The emotional response evoked by zombie fiction can be attributed to several factors:
- Fear of the undead: Zombies are often depicted as mindless creatures driven solely by their instinct for flesh. This portrayal taps into our primal fear of death and reanimation, triggering a sense of dread and vulnerability.
- Loss of control: In many zombie narratives, society collapses, leaving survivors in a constant state of chaos and danger. This loss of order and control resonates with our innate need for stability and security, heightening feelings of helplessness.
- Survival instincts: Zombie stories often explore themes of survival against overwhelming odds. As we witness characters struggling to stay alive in dire circumstances, we empathize with their plight, activating our own survival instincts.
- Moral dilemmas: Zombie tales frequently present ethical challenges where characters must make difficult choices between self-preservation and helping others. These moral dilemmas force us to confront our own values and question what we would do in similar situations.
To further illustrate these points, let’s examine how different aspects of zombie fiction affect individuals’ emotions:
|Themes of isolation||Loneliness|

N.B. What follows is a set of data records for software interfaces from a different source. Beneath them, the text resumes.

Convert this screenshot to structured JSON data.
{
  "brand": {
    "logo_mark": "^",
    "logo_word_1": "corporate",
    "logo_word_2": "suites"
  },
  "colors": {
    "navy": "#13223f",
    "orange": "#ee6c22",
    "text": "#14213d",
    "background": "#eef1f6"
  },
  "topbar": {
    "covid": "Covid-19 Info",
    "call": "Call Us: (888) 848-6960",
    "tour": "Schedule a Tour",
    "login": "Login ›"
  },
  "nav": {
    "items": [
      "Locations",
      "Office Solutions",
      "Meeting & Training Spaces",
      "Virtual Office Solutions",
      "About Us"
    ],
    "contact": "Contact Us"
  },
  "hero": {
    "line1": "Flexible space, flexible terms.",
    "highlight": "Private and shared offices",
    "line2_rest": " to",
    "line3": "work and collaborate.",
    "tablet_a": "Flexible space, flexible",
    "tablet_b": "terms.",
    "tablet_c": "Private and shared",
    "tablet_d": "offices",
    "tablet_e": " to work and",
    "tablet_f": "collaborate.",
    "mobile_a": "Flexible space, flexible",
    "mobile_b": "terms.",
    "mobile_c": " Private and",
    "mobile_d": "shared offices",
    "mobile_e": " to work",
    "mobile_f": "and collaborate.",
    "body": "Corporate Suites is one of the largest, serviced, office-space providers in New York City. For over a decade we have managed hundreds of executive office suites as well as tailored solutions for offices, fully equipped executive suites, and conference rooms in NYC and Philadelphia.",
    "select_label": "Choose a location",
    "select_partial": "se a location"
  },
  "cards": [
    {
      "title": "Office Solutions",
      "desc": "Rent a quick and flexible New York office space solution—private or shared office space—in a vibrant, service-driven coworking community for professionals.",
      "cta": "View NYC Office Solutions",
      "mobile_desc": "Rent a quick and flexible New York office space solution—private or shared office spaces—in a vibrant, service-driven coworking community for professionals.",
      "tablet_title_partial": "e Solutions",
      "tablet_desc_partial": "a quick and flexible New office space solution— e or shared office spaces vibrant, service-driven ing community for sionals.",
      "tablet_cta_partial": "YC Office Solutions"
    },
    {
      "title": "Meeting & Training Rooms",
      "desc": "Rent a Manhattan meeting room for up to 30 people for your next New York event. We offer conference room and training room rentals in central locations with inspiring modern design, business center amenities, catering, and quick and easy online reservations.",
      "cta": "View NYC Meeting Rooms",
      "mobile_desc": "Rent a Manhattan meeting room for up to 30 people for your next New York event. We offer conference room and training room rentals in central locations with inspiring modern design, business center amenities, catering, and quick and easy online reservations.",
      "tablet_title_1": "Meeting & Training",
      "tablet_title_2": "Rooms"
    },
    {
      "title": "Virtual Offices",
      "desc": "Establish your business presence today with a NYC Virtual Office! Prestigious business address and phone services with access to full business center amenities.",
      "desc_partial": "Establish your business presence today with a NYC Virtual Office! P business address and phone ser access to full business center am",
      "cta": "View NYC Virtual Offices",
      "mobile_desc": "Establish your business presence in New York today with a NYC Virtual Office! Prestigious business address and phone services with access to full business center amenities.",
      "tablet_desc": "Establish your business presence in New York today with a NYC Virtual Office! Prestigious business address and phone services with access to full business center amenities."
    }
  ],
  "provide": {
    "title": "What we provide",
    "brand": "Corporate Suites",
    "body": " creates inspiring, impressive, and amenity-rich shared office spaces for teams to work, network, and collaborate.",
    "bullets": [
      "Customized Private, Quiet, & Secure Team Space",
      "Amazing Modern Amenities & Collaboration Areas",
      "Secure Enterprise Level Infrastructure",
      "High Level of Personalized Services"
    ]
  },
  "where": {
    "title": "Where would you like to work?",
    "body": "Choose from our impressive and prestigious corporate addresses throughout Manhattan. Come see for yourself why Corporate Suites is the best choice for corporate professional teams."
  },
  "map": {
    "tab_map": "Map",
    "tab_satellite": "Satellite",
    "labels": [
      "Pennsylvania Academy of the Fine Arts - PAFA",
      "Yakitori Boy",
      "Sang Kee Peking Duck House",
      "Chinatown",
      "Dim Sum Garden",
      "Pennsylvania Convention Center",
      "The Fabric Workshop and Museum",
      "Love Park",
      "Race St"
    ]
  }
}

In conclusion, zombie fiction elicits various emotional responses due to its ability to tap into deep-rooted fears and desires within ourselves. By exploring themes such as fear, loss of control, survival, and moral dilemmas, this genre has the power to evoke strong emotional reactions. Understanding these psychological impacts can help us navigate our own responses to zombie fiction and engage with it in a more mindful manner.